*WHAT YOU SHOULD DO:*
For this exercise, copy out each line of the material below that includes "data".

*EXCERPTED RECORDS:*
━━━━━━
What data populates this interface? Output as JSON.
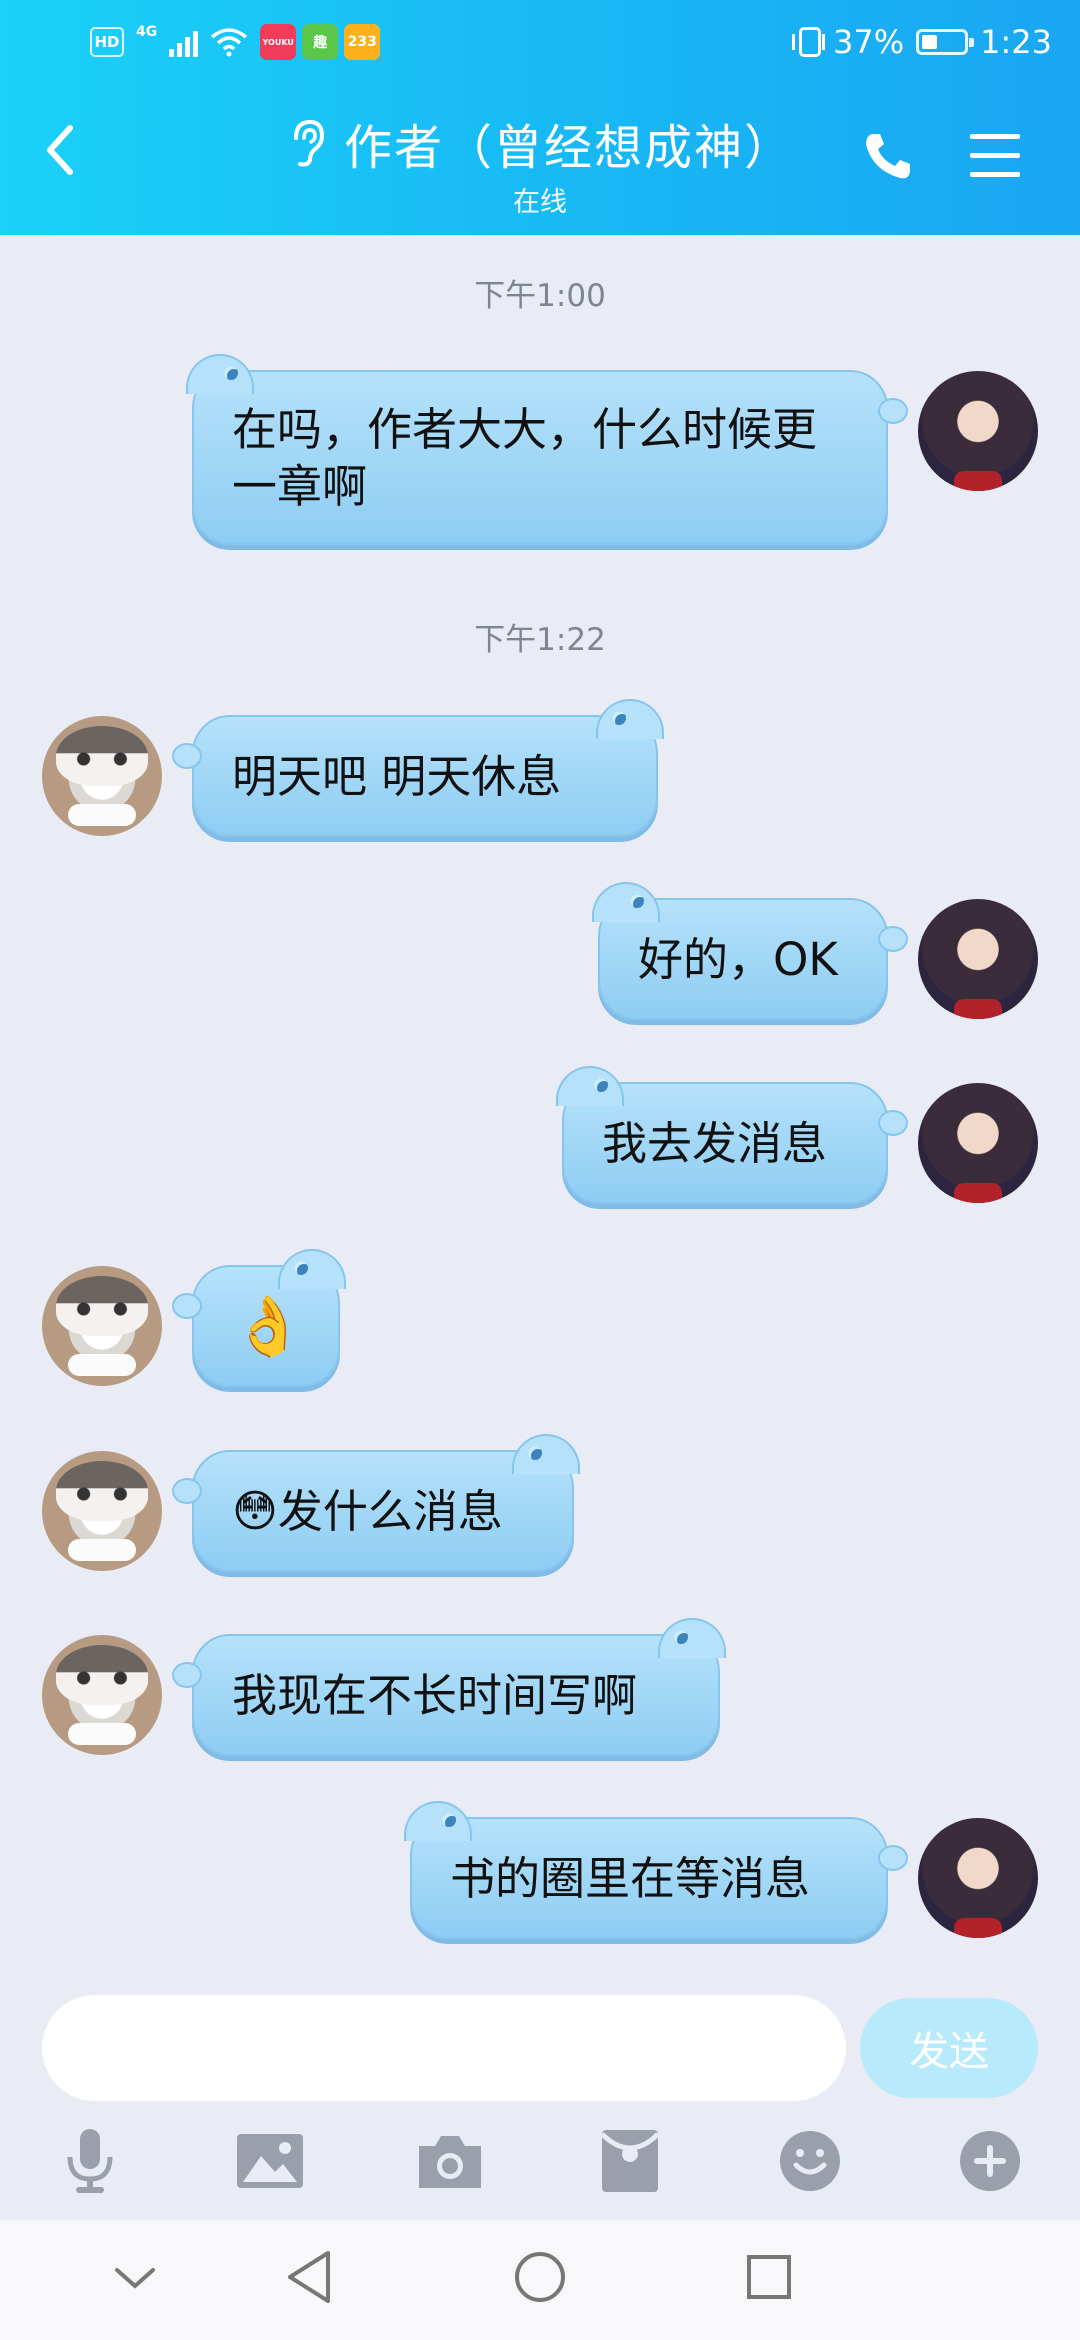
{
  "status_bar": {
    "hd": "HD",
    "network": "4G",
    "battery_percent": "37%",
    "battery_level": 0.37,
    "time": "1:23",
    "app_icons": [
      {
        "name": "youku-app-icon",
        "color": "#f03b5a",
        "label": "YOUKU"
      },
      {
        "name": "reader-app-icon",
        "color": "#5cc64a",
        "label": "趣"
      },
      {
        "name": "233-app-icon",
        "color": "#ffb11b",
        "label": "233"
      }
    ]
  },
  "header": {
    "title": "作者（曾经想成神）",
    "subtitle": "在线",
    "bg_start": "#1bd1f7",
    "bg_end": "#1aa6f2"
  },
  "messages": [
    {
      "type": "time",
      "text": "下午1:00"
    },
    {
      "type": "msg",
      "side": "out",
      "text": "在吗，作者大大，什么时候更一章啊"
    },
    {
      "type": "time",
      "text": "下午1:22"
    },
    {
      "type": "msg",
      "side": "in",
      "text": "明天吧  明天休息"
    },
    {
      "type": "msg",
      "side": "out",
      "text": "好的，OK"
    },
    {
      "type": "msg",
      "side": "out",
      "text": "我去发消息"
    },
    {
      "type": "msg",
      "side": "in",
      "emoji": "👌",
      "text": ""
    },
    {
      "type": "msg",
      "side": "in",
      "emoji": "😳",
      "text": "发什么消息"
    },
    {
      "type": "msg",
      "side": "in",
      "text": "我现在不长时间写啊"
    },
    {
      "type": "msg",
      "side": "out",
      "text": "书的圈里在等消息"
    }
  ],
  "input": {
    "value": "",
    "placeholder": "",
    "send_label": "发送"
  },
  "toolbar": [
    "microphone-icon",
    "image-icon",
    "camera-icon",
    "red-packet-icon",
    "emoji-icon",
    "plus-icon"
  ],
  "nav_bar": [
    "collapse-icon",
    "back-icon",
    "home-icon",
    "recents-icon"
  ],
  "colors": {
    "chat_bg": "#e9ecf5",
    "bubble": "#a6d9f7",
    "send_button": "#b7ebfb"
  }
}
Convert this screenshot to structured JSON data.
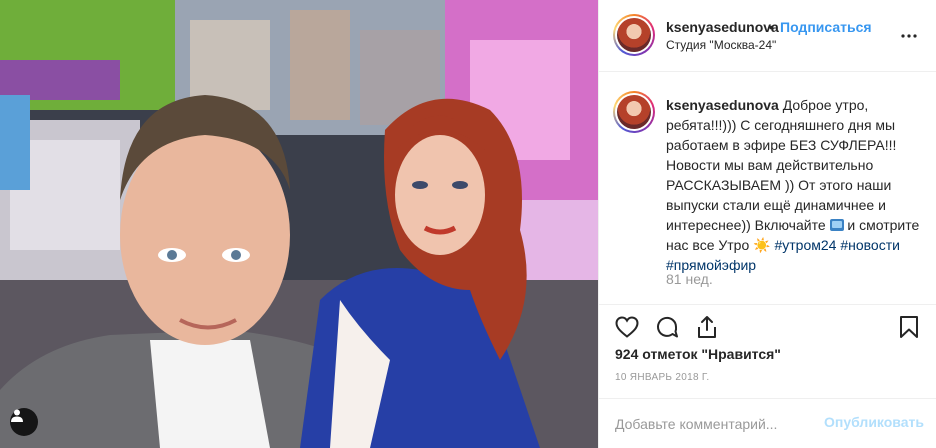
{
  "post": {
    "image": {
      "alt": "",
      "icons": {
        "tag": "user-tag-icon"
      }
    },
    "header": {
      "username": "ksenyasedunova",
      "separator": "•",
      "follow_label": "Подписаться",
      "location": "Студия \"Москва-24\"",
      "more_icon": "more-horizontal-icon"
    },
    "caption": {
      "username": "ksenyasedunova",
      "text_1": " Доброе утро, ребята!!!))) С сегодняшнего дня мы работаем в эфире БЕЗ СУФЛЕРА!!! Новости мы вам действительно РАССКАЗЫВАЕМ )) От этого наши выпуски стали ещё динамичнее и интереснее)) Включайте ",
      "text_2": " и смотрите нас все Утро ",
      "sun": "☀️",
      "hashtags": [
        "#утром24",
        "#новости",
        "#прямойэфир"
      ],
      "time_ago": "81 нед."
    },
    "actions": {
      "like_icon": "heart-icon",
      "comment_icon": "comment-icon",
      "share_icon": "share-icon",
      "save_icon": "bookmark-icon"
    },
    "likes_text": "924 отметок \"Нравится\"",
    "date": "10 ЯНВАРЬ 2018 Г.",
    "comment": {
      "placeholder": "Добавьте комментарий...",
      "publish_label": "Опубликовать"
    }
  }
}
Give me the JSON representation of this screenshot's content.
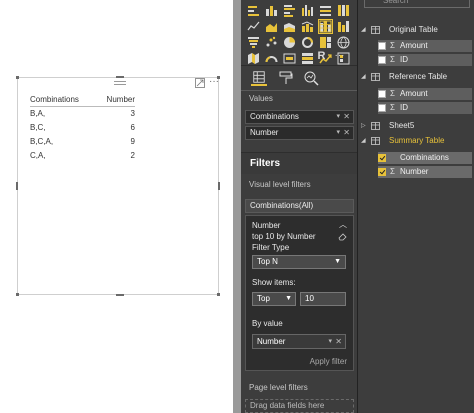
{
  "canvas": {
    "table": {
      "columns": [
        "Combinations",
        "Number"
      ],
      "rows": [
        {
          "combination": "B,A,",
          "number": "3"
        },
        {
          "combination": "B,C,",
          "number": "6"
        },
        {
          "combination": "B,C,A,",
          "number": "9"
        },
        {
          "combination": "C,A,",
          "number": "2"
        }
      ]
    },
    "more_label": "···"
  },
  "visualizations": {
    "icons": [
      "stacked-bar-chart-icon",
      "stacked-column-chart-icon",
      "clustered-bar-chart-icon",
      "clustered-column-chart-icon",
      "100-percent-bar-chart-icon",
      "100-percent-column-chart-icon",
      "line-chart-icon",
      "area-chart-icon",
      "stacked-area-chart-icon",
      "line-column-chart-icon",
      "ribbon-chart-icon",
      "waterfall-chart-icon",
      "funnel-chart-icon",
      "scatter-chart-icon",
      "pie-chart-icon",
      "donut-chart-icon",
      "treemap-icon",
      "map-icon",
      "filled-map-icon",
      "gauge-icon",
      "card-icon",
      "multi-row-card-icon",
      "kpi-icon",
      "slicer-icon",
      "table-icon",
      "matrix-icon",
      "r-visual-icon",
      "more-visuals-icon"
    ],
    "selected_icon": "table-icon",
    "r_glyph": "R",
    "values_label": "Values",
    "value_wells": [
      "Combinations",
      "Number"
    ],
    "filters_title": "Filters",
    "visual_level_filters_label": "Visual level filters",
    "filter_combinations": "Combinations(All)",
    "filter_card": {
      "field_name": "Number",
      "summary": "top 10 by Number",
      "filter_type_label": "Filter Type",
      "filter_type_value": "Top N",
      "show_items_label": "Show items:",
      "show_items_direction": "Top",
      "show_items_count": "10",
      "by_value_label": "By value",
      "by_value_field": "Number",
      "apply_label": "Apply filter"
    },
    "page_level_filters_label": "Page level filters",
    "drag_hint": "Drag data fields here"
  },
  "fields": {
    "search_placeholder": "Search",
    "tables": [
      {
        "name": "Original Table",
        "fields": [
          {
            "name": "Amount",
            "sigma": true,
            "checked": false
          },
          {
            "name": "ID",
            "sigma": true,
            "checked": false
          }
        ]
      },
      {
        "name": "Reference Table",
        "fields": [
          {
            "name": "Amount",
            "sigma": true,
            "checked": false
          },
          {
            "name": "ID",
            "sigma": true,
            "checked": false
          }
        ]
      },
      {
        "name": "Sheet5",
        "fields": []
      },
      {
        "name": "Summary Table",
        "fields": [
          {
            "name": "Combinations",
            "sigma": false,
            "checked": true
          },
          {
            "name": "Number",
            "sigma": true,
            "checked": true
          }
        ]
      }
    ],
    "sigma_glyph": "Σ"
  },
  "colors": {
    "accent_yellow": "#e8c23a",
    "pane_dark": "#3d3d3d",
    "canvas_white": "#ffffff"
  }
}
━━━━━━
*ANSWER SPACE:*
What data populates this interface? Output as JSON.
Convert this screenshot to structured JSON data.
    "drag_hint": "Drag data fields here"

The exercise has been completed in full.